Finally, there’s the writing. Bowman’s clear prose pays attention to what many writers might skim over (the beauty of Midwestern corn and soybean fields, as in “Living Maps”) or choose to ignore (his embarrassing childhood anxieties). Always his writing is rooted in utter truth, as well as place—a writing conference in Florida, a backroad in Indiana, a monastery in Kentucky. Bowman begins “Prelude” with a story of a family crisis a few years ago that set him on the path of finding his diagnosis. I will let the reader come to this story themselves, but I was startled by Bowman’s honest account: “I don’t want to write this down, now or ever. This is not a story I want to tell myself or anyone else. I want to protect my kids from it, whatever that means. But I need to tell the truth.” Bowman is equally as blunt about his childhood ailments and anxieties, his academic underperformance, and his foibles as an adult. But the text is not just unflinchingly honest, but beautiful. In “Living Maps” Bowman writes about preparing for his move from Upstate New York to Indiana by reading narratives of place, particularly ignored, overlooked places, like the Midwest. He quotes Simone Weil on the land of God being “difficult but possible to love” and makes the connection to his new home: “What is rural Indiana if not just that: difficult yet possible to love, seemingly resistant to our efforts?” Bowman’s careful study of the Midwest, and particularly Indiana, bring to mind John Tarrant’s quote: “Attention is the most basic form of love; through it we bless and are blessed.”

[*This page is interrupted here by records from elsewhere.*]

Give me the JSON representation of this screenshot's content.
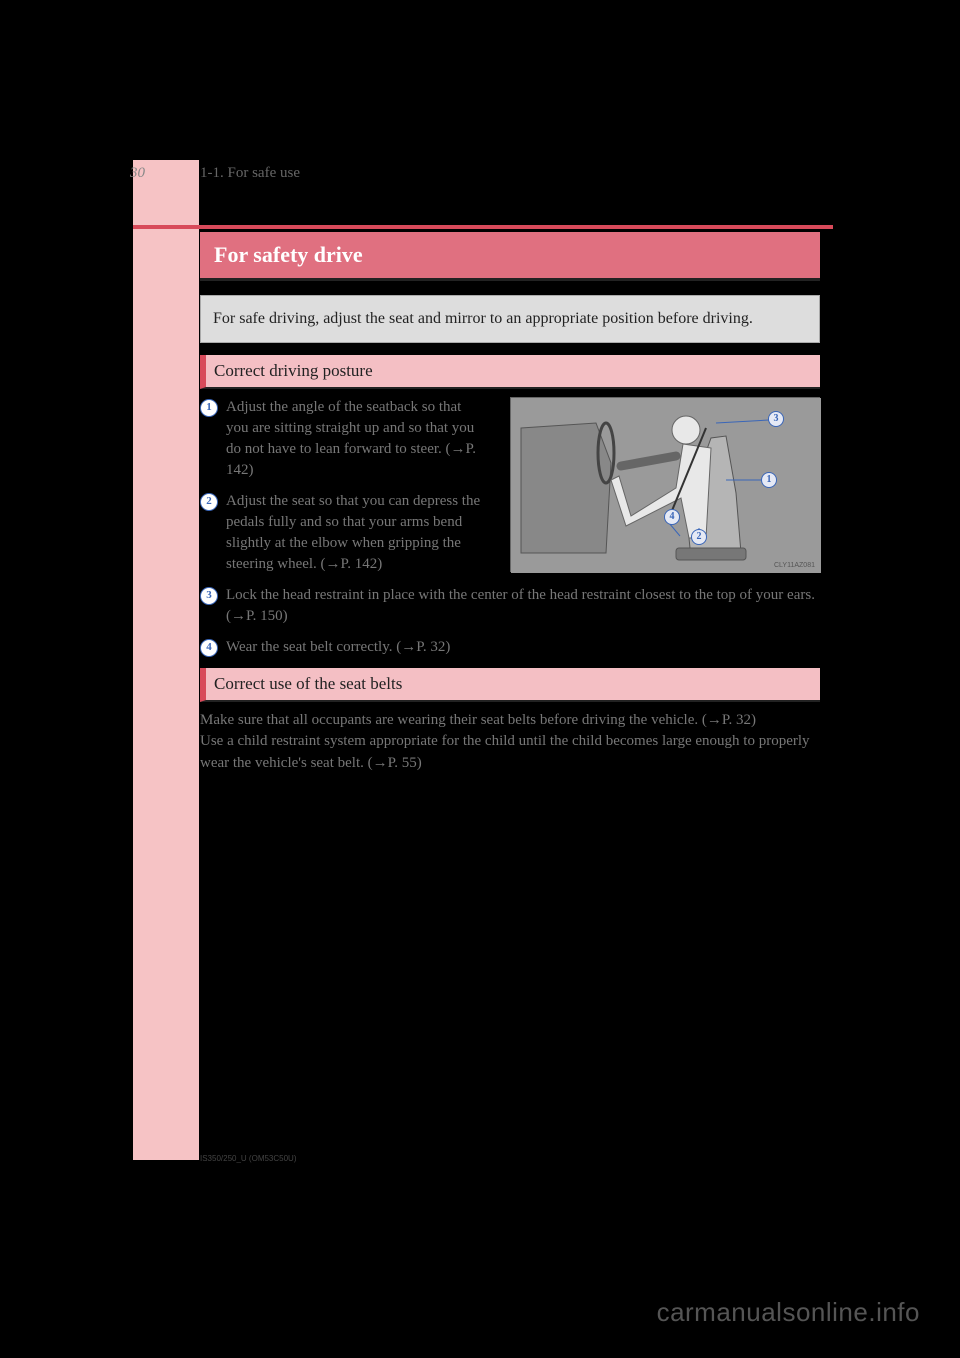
{
  "page_number": "30",
  "chapter": "1-1. For safe use",
  "title": "For safety drive",
  "intro": "For safe driving, adjust the seat and mirror to an appropriate position before driving.",
  "section_posture": "Correct driving posture",
  "posture_items": [
    "Adjust the angle of the seatback so that you are sitting straight up and so that you do not have to lean forward to steer. (→P. 142)",
    "Adjust the seat so that you can depress the pedals fully and so that your arms bend slightly at the elbow when gripping the steering wheel. (→P. 142)",
    "Lock the head restraint in place with the center of the head restraint closest to the top of your ears. (→P. 150)",
    "Wear the seat belt correctly. (→P. 32)"
  ],
  "section_seatbelt": "Correct use of the seat belts",
  "seatbelt_text": "Make sure that all occupants are wearing their seat belts before driving the vehicle. (→P. 32)\nUse a child restraint system appropriate for the child until the child becomes large enough to properly wear the vehicle's seat belt. (→P. 55)",
  "img_code": "CLY11AZ081",
  "footer_small": "IS350/250_U (OM53C50U)",
  "watermark": "carmanualsonline.info"
}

On the Spectrum reminds one, finally, that the neurotypical person looking from the outside cannot predict the present and future sufferings or joys of the autistic person. When my brother was five or ten, we hoped for a medical miracle; we mourned he would never have independence, community, or friends. To our detriment, we resorted to telling his story ourselves. Yet at twenty-eight he is healthy, employed part-time, and finding ongoing success as a Special Olympics athlete. He loves to chop wood and stack rocks he finds in the field and call me to tell me about both. His life has been difficult, but not lacking in joy. With thanks to books like Bowman’s, neurotypical friends, relatives, coworkers, and community members can make life better for an autistic person simply by starting with one simple step: letting them speak for themselves.